1. Joel Rumpel can play. And when the Badgers play in front of him, Wisconsin can beat anyone. After being pulled in the first period of Friday’s 8-1 loss to Michigan Tech, having given up three goals in 10 minutes, Rumpel gave a career performance Saturday in Wisconsin’s 2-0 win over the Huskies, stopping 47 shots in the game. The team in front of him blocked 27 shots; the Huskies tried to put the puck on net a total of 102 times. The Badgers gave the No. 5 Huskies their first shutout loss of the season and their first road loss. They’re young, but with a little confidence the Badgers could make at least a little noise in the heart of the Big Ten schedule between now and the end of March.

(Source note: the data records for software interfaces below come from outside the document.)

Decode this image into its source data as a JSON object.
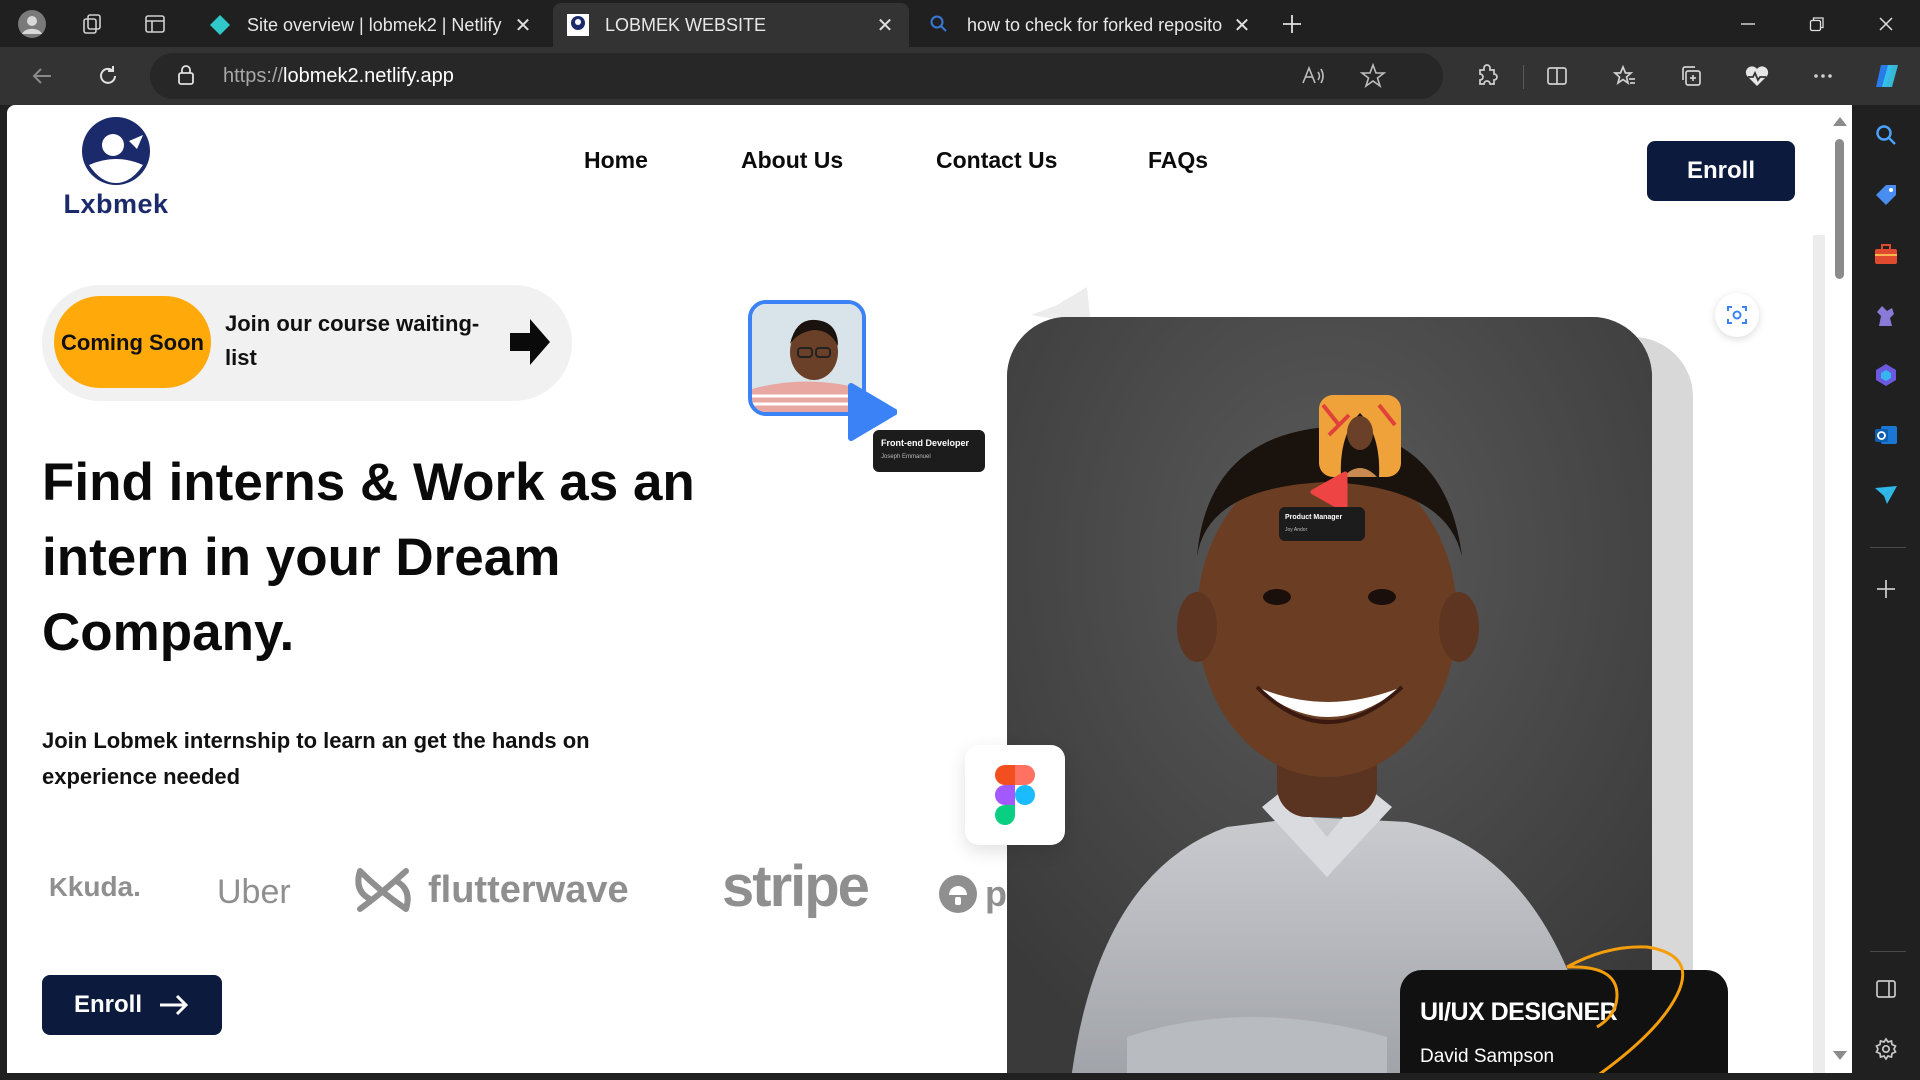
{
  "browser": {
    "tabs": [
      {
        "title": "Site overview | lobmek2 | Netlify",
        "icon": "netlify-icon",
        "active": false
      },
      {
        "title": "LOBMEK WEBSITE",
        "icon": "lobmek-favicon-icon",
        "active": true
      },
      {
        "title": "how to check for forked repositories",
        "icon": "search-icon",
        "active": false
      }
    ],
    "url_protocol": "https://",
    "url_host": "lobmek2.netlify.app",
    "accent": "#0c1a3d"
  },
  "site": {
    "logo_text": "Lxbmek",
    "nav": [
      {
        "label": "Home"
      },
      {
        "label": "About Us"
      },
      {
        "label": "Contact Us"
      },
      {
        "label": "FAQs"
      }
    ],
    "enroll_top": "Enroll",
    "pill": {
      "badge": "Coming Soon",
      "text": "Join our course waiting-list"
    },
    "hero_title": "Find interns & Work as an intern in your Dream Company.",
    "hero_subtitle": "Join Lobmek internship to learn an get the hands on experience needed",
    "partners": [
      "kuda.",
      "Uber",
      "flutterwave",
      "stripe",
      "p"
    ],
    "enroll_bottom": "Enroll",
    "cards": {
      "frontend_role": "Front-end Developer",
      "frontend_name": "Joseph Emmanuel",
      "pm_role": "Product Manager",
      "pm_name": "Joy Andor",
      "uiux_role": "UI/UX DESIGNER",
      "uiux_name": "David Sampson"
    }
  }
}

2. Minnesota is beatable. And the Golden Gophers are especially beatable in their own holiday tournament. Minnesota outshot Merrimack 42-17 in Friday’s 3-2 loss in Mariucci Classic semifinal action and needed overtime to beat RIT 3-2 in the tournament’s third-place game Saturday. The Gophers have captured the Mariucci Classic title twice since 2007; Minnesota captured their tournament championship for eight consecutive years (1999-2007) prior to that. This particular Mariucci Classic performance proved that this particular Minnesota team needs to have every player performing at 100 percent every game to win. With a few players out for the IIHF World Junior Championship, the Gophers were vulnerable. Any injuries or illness will leave the Gophers struggling like other mere mortals for the remainder of the season.

3. Ohio State can score some goals. Not every game, mind you, but when the Buckeyes score, they look as competitive as any team out there. In their 6-2 win over Mercyhurst Friday, the Buckeyes outshot the Lakers 43-18 and senior Matt Johnson led all Buckeyes in scoring with his first career hat trick. In Saturday’s rematch, the Buckeyes came from behind — a welcome sign — and tied the Lakers, 2-2, with shots 28-26 in favor of Ohio State. Johnson’s goal at 10:50 in the second put OSU on the board and Anthony Greco had the equalizer at 11:32 in the third. The Buckeyes ended the first half of the season with an 8-3 road loss to Michigan (Dec. 5) but beat Notre Dame 5-1 in the third-place game of the Shillelagh Tournament the week before. If they find some consistency, the Buckeyes may play spoiler before the Big Ten season ends.